So, why aren’t adults helping themselves to baby sunscreen all the time? This is partly because of the power of marketing—if we believe that products aimed at babies are going to be uniquely made for babies’ needs, then logically there must be a gap in the formulation which makes it less suitable for older children and adults, right?
After all, why bother having a huge range of ‘kids’ sunscreens if these are no different from regular sunscreen or baby sunscreen? The only real difference with most kids’ sunscreens is that they’re formulated for quick application and quite often come in spray or aerosol form.
The second reason for adults generally opting for a regular, nicely packaged and attractive-smelling formula is that it sinks in when you apply it, leaving your skin glossy rather than white. Vanity drives a lot of marketing strategies in the sunscreen business.
Are SPF70 sun creams twice as powerful as SPF-30 sun creams?
No. It may help a little if we explain how the SPF number is reached. A suncream is tested by applying UV light to screened skin for a sustained period until the threat of a burn emerges. That time is measured and divided by 10.
So, if it takes 300 seconds for the first signs of pinkness to appear, then you’ve got an SPF-30 cream on your hands. Now, a SPF-30 cream will give you around 97% protection from the sun. More powerful creams have fractionally stronger skin protection power, but not to the point where they will withstand double the amount of UVA/B radiation.
The SPF rating system now stops at 50+ in many countries to prevent the illusion that a higher protection factor is going to effectively act as a sunblock. It won’t.
What about water-resistant or extended wear sunscreens? Can you use those for babies?
So long as it has a high protection factor, is hypoallergenic, and you continue to reapply the cream every 80 minutes regardless of the claims made on the bottle, then yes. These sunscreens won’t hurt your baby if you’re stuck in a small shop and your options are limited. The Kokua sunscreen which made our top three list isn’t formulated specifically for babies, but is ideal nonetheless.
Cancer awareness and dermatological organizations urge people to be very wary of any product which claims that a single application in 8 hours will be sufficient, or that the product is nearly waterproof. Water resistance testing does not take into account the greater speed at which the sunscreen breaks down following sustained exposure to chlorinated or salt water (or fast-moving water).
The protection factor can fall by nearly 60% after 40 minutes. Just reapply that cream when you’re out of the water, and every 80 minutes on dry land, and you’ll be apples (as the Aussies say).
What does ‘Reef-friendly’ mean?

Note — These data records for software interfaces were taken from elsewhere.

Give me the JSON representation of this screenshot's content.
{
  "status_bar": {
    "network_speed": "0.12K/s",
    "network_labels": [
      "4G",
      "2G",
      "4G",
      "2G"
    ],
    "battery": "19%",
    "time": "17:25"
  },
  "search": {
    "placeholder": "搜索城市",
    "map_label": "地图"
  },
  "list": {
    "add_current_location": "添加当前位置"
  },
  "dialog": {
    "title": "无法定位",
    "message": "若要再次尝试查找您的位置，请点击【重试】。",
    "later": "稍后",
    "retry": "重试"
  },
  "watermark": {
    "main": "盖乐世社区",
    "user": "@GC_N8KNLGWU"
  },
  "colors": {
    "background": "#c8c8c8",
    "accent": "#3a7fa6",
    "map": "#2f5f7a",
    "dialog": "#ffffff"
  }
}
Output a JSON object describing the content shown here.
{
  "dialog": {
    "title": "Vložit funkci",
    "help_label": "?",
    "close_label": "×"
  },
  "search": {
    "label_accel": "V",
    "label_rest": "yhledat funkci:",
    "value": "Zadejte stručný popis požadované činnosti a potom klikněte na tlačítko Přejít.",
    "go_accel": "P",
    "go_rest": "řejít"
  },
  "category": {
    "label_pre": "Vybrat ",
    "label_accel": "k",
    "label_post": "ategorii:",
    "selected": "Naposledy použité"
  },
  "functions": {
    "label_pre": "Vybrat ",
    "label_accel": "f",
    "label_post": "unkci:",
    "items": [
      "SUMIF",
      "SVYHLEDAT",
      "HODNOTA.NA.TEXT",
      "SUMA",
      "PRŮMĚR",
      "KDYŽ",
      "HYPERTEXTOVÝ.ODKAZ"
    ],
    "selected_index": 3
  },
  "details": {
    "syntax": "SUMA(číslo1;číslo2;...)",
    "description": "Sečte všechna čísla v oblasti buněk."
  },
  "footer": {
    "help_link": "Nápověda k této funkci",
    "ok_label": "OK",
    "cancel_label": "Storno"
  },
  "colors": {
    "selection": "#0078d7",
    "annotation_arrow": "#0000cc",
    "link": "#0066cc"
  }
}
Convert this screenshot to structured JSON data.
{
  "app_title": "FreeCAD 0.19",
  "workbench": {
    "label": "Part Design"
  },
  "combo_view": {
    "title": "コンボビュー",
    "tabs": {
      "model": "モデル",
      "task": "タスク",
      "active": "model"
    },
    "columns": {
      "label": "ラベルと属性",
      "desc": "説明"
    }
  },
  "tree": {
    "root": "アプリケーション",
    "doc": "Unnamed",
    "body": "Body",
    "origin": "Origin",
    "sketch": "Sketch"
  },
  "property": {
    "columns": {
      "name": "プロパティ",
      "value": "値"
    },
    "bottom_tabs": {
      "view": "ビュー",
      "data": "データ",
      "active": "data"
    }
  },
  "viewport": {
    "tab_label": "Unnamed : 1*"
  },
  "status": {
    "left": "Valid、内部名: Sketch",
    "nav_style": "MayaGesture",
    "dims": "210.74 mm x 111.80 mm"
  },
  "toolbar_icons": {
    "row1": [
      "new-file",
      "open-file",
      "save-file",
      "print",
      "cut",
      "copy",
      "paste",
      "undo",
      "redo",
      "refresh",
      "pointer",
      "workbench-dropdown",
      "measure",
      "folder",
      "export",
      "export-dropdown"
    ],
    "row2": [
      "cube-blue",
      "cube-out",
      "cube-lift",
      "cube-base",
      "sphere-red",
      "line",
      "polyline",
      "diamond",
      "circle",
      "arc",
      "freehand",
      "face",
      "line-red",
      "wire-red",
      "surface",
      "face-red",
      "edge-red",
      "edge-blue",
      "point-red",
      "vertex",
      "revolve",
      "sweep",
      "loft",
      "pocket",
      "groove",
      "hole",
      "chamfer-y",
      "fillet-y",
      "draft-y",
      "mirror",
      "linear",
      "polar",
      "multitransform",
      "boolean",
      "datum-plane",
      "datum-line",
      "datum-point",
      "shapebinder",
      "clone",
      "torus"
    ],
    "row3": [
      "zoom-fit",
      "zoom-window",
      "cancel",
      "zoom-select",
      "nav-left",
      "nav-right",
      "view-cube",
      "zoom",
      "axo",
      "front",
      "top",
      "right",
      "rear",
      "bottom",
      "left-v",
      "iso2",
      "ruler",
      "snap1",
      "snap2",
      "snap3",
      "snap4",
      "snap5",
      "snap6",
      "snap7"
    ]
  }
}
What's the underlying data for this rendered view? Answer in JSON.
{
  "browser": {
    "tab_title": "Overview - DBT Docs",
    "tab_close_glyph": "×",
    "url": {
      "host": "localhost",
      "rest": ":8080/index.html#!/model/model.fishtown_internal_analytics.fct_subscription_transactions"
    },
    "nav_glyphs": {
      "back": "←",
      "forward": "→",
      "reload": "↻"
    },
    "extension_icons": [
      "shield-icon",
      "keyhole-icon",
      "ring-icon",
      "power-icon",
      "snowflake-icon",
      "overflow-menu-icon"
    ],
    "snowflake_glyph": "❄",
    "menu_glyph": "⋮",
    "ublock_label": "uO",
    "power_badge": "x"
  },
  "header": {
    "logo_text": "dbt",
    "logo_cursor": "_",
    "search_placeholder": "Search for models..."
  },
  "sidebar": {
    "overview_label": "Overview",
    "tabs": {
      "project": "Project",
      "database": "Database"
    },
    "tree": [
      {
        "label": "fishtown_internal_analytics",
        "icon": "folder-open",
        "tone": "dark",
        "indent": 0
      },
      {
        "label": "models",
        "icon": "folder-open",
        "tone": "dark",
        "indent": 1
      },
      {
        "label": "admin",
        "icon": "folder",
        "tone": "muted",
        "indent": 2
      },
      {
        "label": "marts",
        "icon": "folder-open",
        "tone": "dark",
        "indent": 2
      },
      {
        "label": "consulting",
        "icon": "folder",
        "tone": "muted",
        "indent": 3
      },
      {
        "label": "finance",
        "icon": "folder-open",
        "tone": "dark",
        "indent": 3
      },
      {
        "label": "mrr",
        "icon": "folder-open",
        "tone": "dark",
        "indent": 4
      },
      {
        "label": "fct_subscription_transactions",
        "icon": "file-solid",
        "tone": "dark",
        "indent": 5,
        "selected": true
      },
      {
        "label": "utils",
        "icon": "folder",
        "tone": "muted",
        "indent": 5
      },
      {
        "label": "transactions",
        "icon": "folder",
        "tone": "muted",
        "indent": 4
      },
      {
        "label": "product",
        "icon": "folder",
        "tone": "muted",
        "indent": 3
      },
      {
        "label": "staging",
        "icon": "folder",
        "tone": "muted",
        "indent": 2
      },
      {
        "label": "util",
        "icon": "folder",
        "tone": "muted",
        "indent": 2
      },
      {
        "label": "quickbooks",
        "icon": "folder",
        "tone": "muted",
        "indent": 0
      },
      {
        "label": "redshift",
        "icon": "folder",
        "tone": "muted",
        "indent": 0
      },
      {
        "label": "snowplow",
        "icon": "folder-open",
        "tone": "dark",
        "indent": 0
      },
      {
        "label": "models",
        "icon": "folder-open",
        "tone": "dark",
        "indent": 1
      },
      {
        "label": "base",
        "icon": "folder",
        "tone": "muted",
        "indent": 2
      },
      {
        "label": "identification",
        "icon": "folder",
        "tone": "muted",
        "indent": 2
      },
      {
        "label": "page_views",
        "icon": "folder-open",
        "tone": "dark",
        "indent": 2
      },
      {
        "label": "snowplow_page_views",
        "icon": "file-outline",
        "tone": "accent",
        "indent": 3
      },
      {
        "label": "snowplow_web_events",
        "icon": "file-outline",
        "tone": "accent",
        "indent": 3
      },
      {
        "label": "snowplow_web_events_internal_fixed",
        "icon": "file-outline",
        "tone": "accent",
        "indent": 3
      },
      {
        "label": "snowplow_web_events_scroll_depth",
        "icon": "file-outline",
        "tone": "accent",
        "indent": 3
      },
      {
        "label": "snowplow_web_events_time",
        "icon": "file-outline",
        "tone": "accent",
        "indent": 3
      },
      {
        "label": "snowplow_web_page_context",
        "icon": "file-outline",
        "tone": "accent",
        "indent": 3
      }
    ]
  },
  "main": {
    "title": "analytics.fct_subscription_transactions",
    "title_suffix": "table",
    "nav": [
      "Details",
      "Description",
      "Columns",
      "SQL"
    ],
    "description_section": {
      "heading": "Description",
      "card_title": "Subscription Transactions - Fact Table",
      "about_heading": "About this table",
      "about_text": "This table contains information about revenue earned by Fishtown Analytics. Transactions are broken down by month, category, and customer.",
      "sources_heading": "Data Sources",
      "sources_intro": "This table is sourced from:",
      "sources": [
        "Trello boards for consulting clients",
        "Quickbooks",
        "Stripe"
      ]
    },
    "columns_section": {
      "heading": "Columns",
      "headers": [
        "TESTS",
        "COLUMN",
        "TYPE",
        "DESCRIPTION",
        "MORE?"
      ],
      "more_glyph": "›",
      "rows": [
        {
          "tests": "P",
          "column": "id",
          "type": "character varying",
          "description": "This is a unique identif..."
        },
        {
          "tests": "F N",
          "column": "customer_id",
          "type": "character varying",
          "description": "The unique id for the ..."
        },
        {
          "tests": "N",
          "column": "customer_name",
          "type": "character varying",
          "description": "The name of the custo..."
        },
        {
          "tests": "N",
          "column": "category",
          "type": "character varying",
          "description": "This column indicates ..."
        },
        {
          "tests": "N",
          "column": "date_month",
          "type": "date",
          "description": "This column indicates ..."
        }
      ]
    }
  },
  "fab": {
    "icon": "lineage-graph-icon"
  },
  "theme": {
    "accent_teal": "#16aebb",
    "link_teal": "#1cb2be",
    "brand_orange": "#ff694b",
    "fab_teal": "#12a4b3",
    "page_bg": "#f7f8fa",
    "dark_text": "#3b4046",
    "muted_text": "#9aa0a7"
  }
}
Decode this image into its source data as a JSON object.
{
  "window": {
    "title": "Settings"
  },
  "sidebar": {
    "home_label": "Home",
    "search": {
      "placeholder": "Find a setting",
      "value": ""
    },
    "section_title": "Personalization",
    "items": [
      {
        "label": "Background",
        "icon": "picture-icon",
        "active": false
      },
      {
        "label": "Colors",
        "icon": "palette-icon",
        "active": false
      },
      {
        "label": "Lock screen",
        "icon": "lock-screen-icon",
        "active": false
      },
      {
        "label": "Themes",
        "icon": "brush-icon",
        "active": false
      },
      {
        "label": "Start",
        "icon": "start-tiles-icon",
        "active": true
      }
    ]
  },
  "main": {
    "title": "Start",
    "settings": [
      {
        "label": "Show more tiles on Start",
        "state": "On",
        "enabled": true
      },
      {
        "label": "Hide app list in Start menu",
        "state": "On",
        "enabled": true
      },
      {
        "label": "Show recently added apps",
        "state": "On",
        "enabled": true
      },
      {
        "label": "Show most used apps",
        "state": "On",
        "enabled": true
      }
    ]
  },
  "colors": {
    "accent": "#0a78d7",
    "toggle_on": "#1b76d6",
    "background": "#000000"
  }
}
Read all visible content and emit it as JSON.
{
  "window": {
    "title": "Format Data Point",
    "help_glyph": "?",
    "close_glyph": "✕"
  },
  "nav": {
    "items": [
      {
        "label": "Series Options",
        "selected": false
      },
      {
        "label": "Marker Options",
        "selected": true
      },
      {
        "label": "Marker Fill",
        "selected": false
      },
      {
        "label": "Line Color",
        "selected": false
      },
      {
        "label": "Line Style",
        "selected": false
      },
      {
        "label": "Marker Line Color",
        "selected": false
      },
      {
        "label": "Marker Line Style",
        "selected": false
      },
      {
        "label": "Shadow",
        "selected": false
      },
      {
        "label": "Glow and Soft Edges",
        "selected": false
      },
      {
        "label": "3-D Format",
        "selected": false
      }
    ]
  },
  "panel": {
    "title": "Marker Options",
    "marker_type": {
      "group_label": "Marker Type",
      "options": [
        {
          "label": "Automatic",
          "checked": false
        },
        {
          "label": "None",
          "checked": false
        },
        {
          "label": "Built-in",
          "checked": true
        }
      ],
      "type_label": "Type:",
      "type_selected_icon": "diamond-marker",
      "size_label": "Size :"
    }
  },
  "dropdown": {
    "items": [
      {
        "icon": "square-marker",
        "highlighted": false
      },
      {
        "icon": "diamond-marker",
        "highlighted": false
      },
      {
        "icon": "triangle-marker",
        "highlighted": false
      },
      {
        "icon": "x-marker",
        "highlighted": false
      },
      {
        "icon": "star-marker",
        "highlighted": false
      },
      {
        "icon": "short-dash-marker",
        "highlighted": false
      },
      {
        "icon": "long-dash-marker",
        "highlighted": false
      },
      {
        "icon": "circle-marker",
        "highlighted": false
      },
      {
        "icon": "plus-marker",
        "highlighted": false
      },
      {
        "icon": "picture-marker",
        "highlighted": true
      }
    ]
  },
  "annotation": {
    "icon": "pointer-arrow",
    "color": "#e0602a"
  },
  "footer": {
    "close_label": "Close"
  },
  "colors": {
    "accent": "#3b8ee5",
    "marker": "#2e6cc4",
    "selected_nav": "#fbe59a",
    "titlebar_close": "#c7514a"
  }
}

The shortest and simplest answer is that it doesn’t contain any of the active UVB-absorption ingredients which stunt coral growth, pollute the water for sea creatures, or bleach the reefs. This is a serious enough problem now that it is illegal to use regular sun screen in Hawaii and some parts of Florida.
The damage done by 14,000 tonnes of sunscreen washing off around the reefs every year is worse than the problems caused by global warming.
If you want to make your own stand against this pollution problem, then take a peek at the product ingredients for the main culprits: oxybenzone (BP-3), octinoxate, or benzophenone (BP-2). If the product claims to be reef-friendly and you can’t see those ingredients, then you’re good to go.
Now, if your vacation doesn’t take you near a beach, then Sun Bum SPF70 lotion is a nice product to use for the whole family. The 8oz bottle is also more generous and lighter on the wallet than some of the products targeted exclusively at babies.